Records for this exercise Block Start
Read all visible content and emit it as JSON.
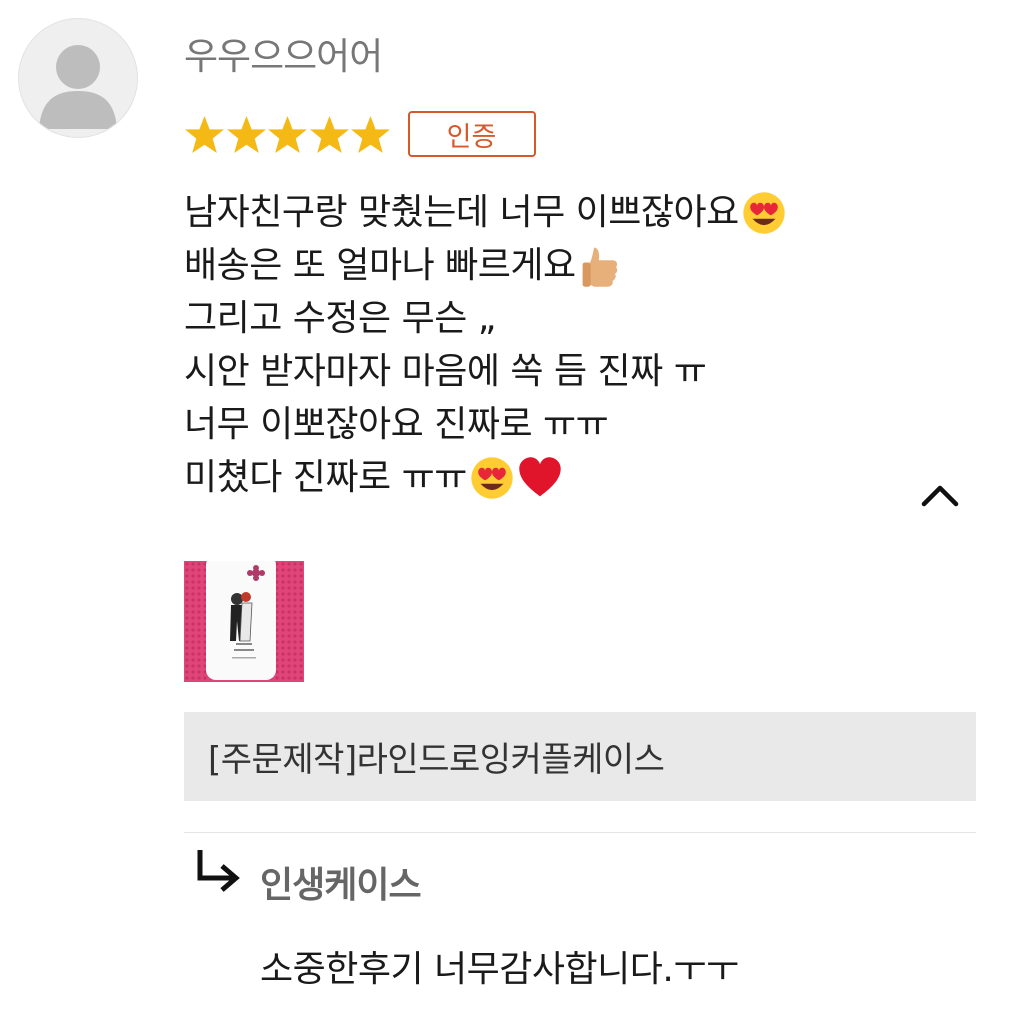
{
  "review": {
    "username": "우우으으어어",
    "rating": 5,
    "max_rating": 5,
    "verified_badge": "인증",
    "lines": [
      {
        "text": "남자친구랑 맞췄는데 너무 이쁘잖아요",
        "emojis": [
          "heart-eyes-emoji"
        ]
      },
      {
        "text": "배송은 또 얼마나 빠르게요",
        "emojis": [
          "thumbs-up-emoji"
        ]
      },
      {
        "text": "그리고 수정은 무슨 „",
        "emojis": []
      },
      {
        "text": "시안 받자마자 마음에 쏙 듬 진짜 ㅠ",
        "emojis": []
      },
      {
        "text": "너무 이뽀잖아요 진짜로 ㅠㅠ",
        "emojis": []
      },
      {
        "text": "미쳤다 진짜로 ㅠㅠ",
        "emojis": [
          "heart-eyes-emoji",
          "red-heart-emoji"
        ]
      }
    ],
    "collapse_icon": "chevron-up-icon",
    "product_name": "[주문제작]라인드로잉커플케이스"
  },
  "reply": {
    "icon": "reply-arrow-icon",
    "author": "인생케이스",
    "text": "소중한후기 너무감사합니다.ㅜㅜ"
  },
  "colors": {
    "star": "#f5b916",
    "badge": "#d6592a",
    "product_bar_bg": "#e9e9e9",
    "thumbnail_bg": "#e0457a"
  }
}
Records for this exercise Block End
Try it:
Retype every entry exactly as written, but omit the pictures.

Exercise answer:
Read all visible content and emit it as JSON.
{
  "review": {
    "username": "우우으으어어",
    "rating": 5,
    "max_rating": 5,
    "verified_badge": "인증",
    "lines": [
      {
        "text": "남자친구랑 맞췄는데 너무 이쁘잖아요",
        "emojis": [
          "heart-eyes-emoji"
        ]
      },
      {
        "text": "배송은 또 얼마나 빠르게요",
        "emojis": [
          "thumbs-up-emoji"
        ]
      },
      {
        "text": "그리고 수정은 무슨 „",
        "emojis": []
      },
      {
        "text": "시안 받자마자 마음에 쏙 듬 진짜 ㅠ",
        "emojis": []
      },
      {
        "text": "너무 이뽀잖아요 진짜로 ㅠㅠ",
        "emojis": []
      },
      {
        "text": "미쳤다 진짜로 ㅠㅠ",
        "emojis": [
          "heart-eyes-emoji",
          "red-heart-emoji"
        ]
      }
    ],
    "collapse_icon": "chevron-up-icon",
    "product_name": "[주문제작]라인드로잉커플케이스"
  },
  "reply": {
    "icon": "reply-arrow-icon",
    "author": "인생케이스",
    "text": "소중한후기 너무감사합니다.ㅜㅜ"
  },
  "colors": {
    "star": "#f5b916",
    "badge": "#d6592a",
    "product_bar_bg": "#e9e9e9",
    "thumbnail_bg": "#e0457a"
  }
}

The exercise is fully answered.